We face a feedback loop that deserves to be explored in depth as technical advances permit. For example, the epigenetic processes of regulation of gene expression in different cells or tissues of the same organism are in turn determined by environmental processes, and can constitute a mechanism through which these feedbacks are articulated. We often think on the interactions between different organisms forgetting these mutual feedback loops. It is easy to understand that a type of plant determines the microbial communities that live in its environment. It is also easy to think that soil microbial communities can provide different soil nutrients in a way that may favor certain plants. What is not so obvious is that the same type of plant can be favored or harmed by itself or by another type of plant through its effects on third parties, and that these effects are transferred over time, even when the former plants disappear from a given site.

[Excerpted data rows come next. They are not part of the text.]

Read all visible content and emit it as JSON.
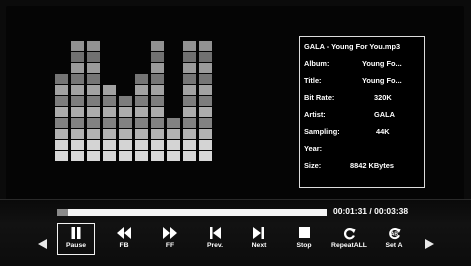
{
  "track": {
    "filename": "GALA - Young For You.mp3",
    "fields": [
      {
        "label": "Album:",
        "value": "Young Fo..."
      },
      {
        "label": "Title:",
        "value": "Young Fo..."
      },
      {
        "label": "Bit Rate:",
        "value": "320K"
      },
      {
        "label": "Artist:",
        "value": "GALA"
      },
      {
        "label": "Sampling:",
        "value": "44K"
      },
      {
        "label": "Year:",
        "value": ""
      },
      {
        "label": "Size:",
        "value": "8842 KBytes"
      }
    ]
  },
  "playback": {
    "time_display": "00:01:31 / 00:03:38",
    "progress_fraction": 0.04
  },
  "controls": [
    {
      "name": "pause-button",
      "icon": "pause-icon",
      "label": "Pause",
      "active": true
    },
    {
      "name": "fast-backward-button",
      "icon": "rewind-icon",
      "label": "FB",
      "active": false
    },
    {
      "name": "fast-forward-button",
      "icon": "fast-forward-icon",
      "label": "FF",
      "active": false
    },
    {
      "name": "previous-button",
      "icon": "skip-previous-icon",
      "label": "Prev.",
      "active": false
    },
    {
      "name": "next-button",
      "icon": "skip-next-icon",
      "label": "Next",
      "active": false
    },
    {
      "name": "stop-button",
      "icon": "stop-icon",
      "label": "Stop",
      "active": false
    },
    {
      "name": "repeat-all-button",
      "icon": "repeat-icon",
      "label": "RepeatALL",
      "active": false
    },
    {
      "name": "set-a-button",
      "icon": "ab-repeat-icon",
      "label": "Set A",
      "active": false
    }
  ],
  "visualizer": {
    "bar_levels": [
      8,
      11,
      11,
      7,
      6,
      8,
      11,
      4,
      11,
      11
    ]
  },
  "colors": {
    "background": "#050505",
    "accent_text": "#ffffff",
    "bar_light": "#d8d8d8",
    "bar_dark": "#8c8c8c"
  }
}
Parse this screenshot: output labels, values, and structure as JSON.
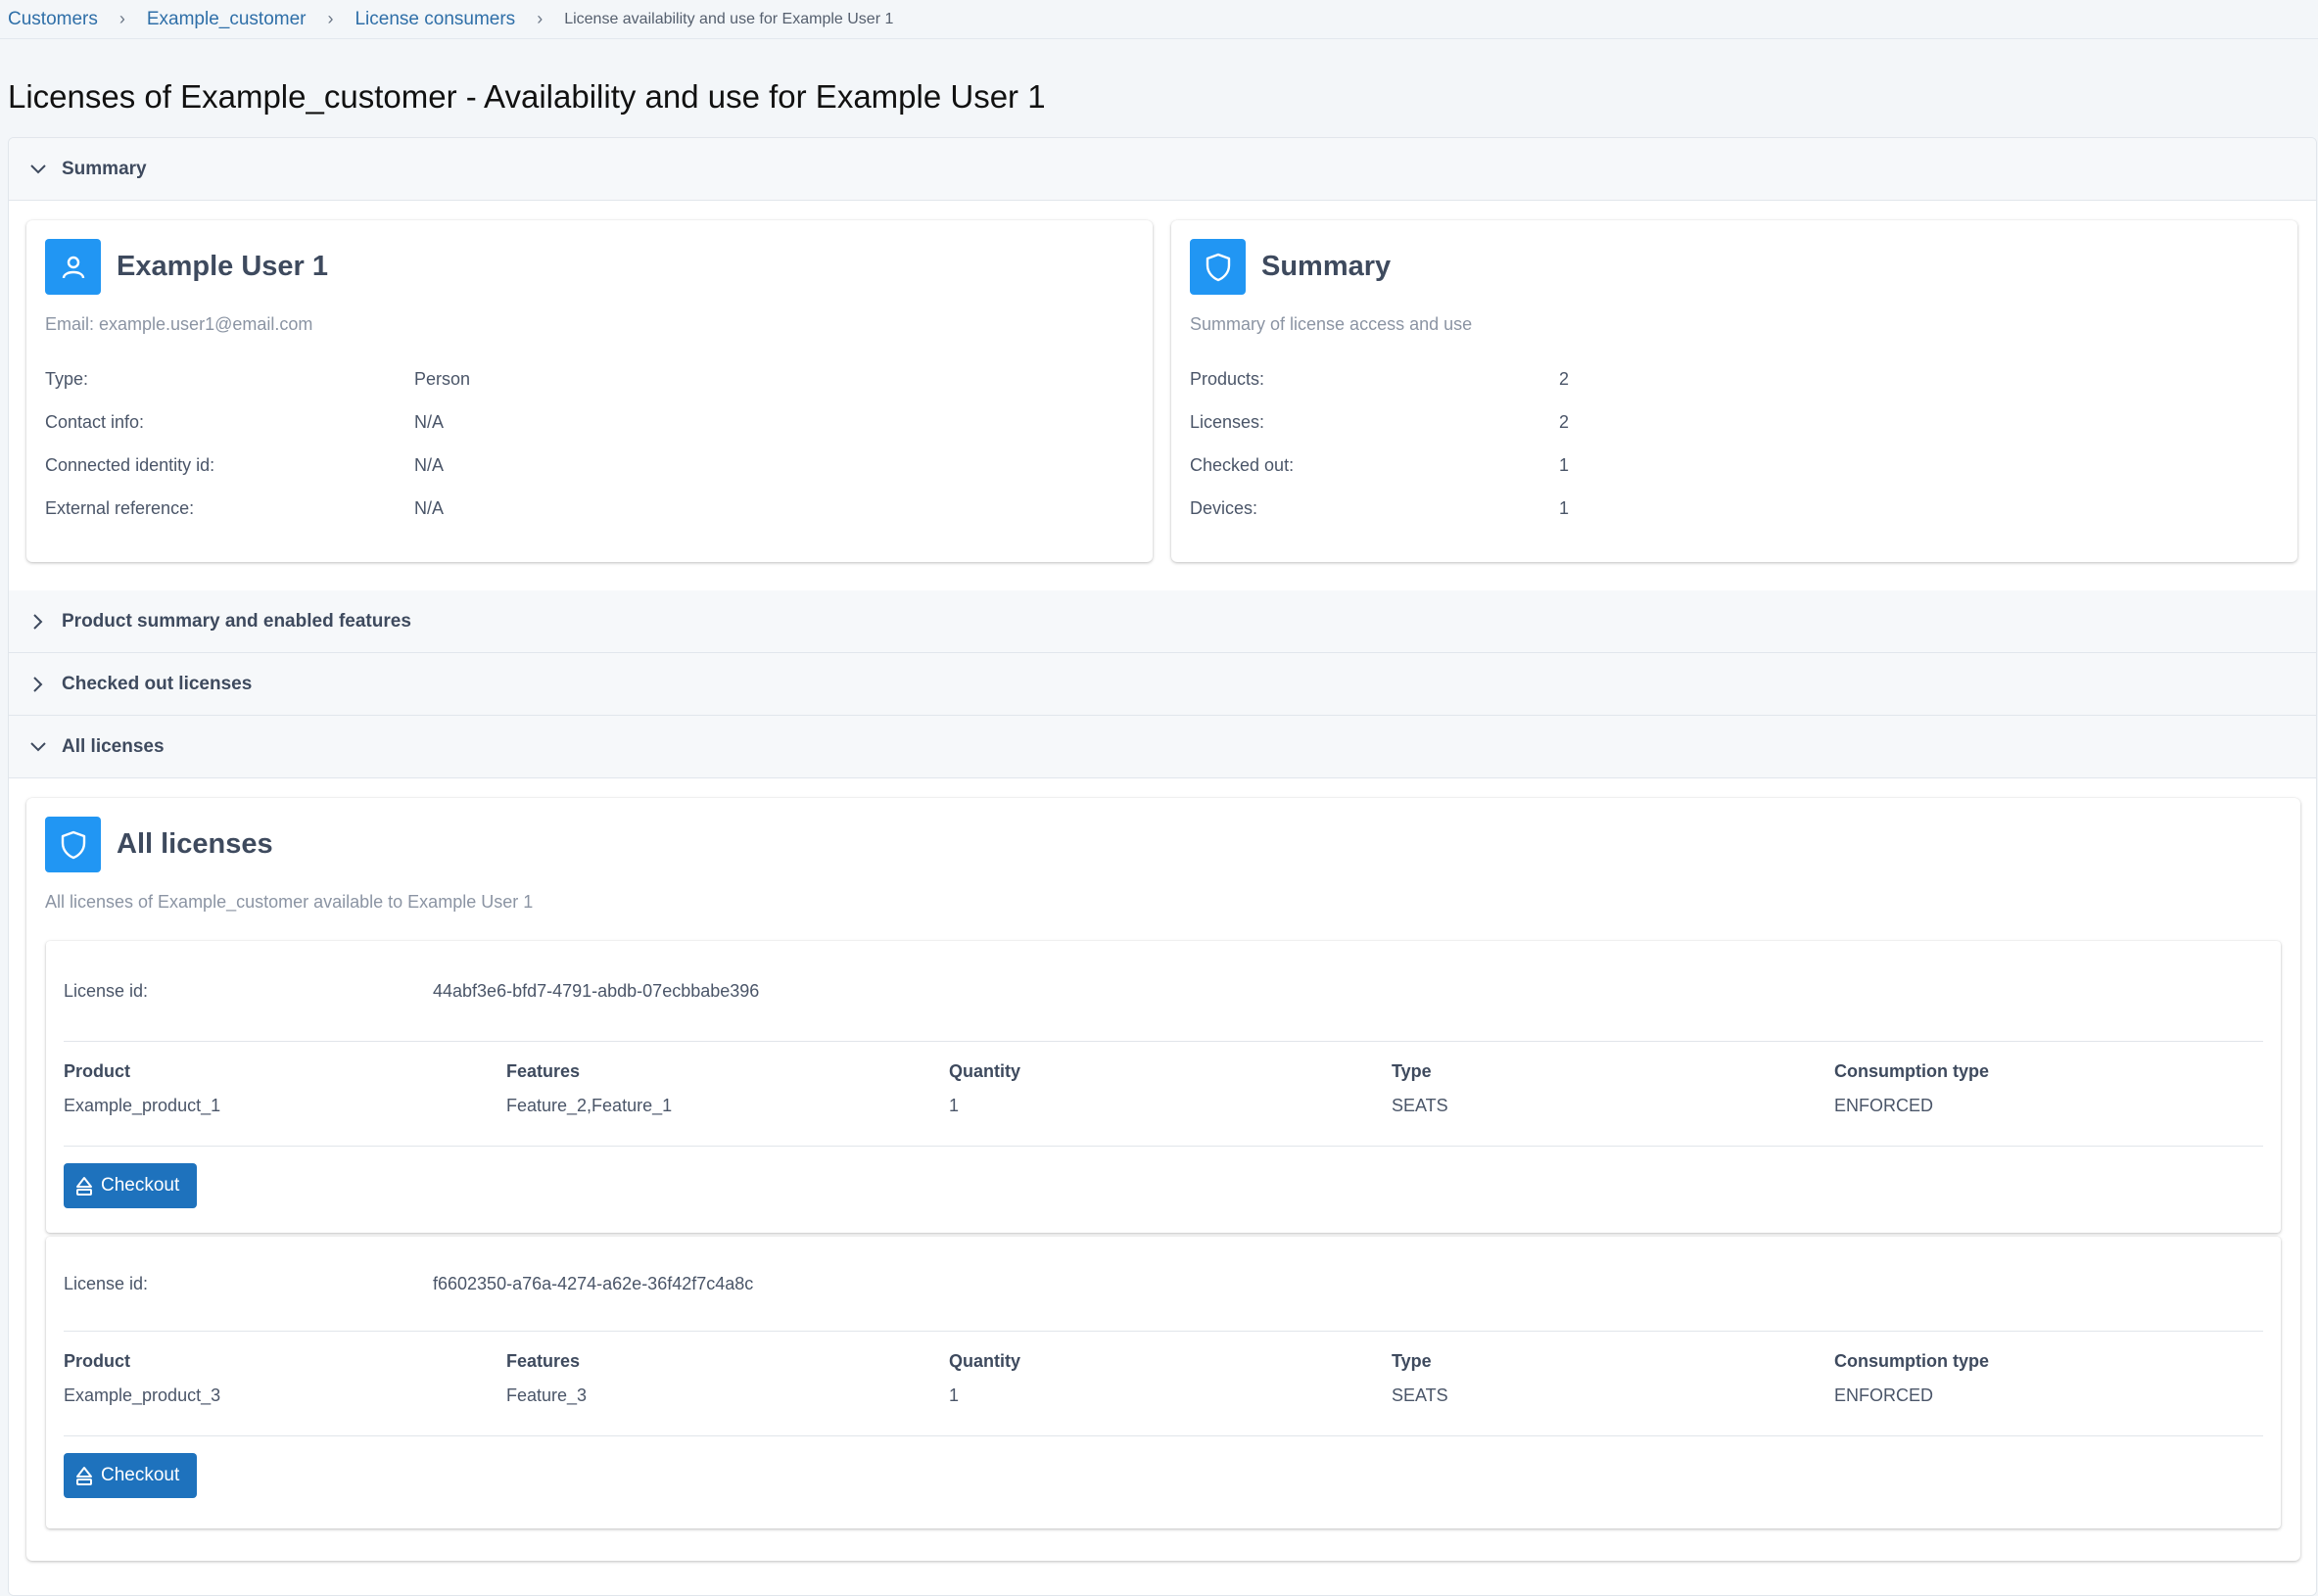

If the intraindividual variability is so important, does that mean that we are forced to measure all the modules of all the plants in order to understand how a forest, a shrobland or a grassland works?
Finally, if the intraindividual variability is so important, does that mean that we are forced to measure all the modules of all the plants in order to understand how a forest, a shrobland or a grassland works? It is the typical problem of scaling between levels of study. It is equivalent to asking ourselves if we have to measure all the trees in order to explain a forest landscape. The basic rules of scaling tell us that when we add data from different units (leaves of a plant, trees of a forest) the averages are good indicators of the whole. While when we disaggregate the information from broad study units, we need measures of the variability within these units to be able to distinguish at some extent between subunits. But if the environment is very changing along time, the spatial variability between the different units or modules is fundamental to explain properties of the system related to its stability or dynamics. Thus, the measure of the intraindividual variability of the leaves of a tree is important to understand the overall efficiency of the whole tree in front of the Sun’s journey throughout the sky along the day or the seasons. Surely, we must incorporate these measures of variability to understand the systems properties that represent wider levels of organization.
Fortunately, the laws of statistics free us from measuring everything, and we can work with samples, even if that means learning to manage uncertainty. It is curious that people are enraptured by the filigree of the smallest nature beings, like those that Haeckel, one of the patriarchs of ecology, drew more than a century ago, while we marvel watching a sublime landscape in which we barely distinguish the living organisms. Both visions are intimately fitted, not like Russian dolls that identical in their form, but like a tapestry full of knots that are continuously made and undone.